___ The records
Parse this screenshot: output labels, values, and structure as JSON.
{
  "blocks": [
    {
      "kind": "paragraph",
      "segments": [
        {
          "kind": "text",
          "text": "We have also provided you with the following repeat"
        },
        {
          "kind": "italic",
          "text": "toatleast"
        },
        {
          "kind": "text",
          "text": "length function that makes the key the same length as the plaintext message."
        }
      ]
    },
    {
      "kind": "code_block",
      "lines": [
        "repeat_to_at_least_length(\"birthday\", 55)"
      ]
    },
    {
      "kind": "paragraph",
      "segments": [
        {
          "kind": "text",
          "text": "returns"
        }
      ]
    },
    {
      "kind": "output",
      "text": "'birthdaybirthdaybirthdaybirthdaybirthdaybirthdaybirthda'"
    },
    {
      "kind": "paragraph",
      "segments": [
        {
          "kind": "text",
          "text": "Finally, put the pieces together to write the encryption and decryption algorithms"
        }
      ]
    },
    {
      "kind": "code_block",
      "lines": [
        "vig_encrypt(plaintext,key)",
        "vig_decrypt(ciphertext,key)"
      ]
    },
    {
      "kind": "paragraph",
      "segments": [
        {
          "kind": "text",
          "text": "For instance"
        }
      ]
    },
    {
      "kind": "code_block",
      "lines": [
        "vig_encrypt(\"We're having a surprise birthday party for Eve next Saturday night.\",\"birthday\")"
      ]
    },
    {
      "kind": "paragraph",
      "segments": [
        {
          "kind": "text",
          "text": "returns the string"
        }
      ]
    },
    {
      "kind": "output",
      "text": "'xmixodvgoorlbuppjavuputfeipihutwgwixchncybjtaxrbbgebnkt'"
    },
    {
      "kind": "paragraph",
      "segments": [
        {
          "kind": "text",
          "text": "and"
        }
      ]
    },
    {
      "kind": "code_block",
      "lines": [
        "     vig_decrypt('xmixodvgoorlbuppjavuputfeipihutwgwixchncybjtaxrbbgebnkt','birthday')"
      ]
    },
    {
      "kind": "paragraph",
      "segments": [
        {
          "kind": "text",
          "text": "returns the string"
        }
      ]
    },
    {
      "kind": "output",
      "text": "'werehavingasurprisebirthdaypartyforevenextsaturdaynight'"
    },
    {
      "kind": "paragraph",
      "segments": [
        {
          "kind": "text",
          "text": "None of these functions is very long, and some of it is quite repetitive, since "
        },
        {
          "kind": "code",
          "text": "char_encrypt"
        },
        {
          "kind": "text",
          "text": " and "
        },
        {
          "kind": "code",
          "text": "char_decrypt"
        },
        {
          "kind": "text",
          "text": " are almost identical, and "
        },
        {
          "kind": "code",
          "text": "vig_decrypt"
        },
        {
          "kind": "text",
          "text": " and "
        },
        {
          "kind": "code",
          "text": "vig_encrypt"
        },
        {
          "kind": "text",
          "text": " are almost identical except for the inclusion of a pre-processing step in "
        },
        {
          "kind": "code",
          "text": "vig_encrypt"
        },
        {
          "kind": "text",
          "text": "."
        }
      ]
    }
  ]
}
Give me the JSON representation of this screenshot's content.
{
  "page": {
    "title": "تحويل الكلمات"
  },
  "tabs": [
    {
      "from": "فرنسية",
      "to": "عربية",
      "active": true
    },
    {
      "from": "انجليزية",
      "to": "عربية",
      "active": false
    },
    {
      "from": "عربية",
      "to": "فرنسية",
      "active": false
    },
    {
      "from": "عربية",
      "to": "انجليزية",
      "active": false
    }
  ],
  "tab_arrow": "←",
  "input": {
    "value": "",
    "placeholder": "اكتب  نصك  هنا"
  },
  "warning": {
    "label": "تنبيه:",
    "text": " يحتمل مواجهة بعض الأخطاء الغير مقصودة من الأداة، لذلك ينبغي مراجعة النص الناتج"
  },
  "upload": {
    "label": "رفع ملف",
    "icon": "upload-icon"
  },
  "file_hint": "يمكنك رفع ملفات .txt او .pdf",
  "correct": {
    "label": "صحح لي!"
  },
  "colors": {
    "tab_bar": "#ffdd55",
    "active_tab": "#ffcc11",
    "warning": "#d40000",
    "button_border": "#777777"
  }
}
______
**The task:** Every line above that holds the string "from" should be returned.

**Reply:**
      "from": "فرنسية",
      "from": "انجليزية",
      "from": "عربية",
      "from": "عربية",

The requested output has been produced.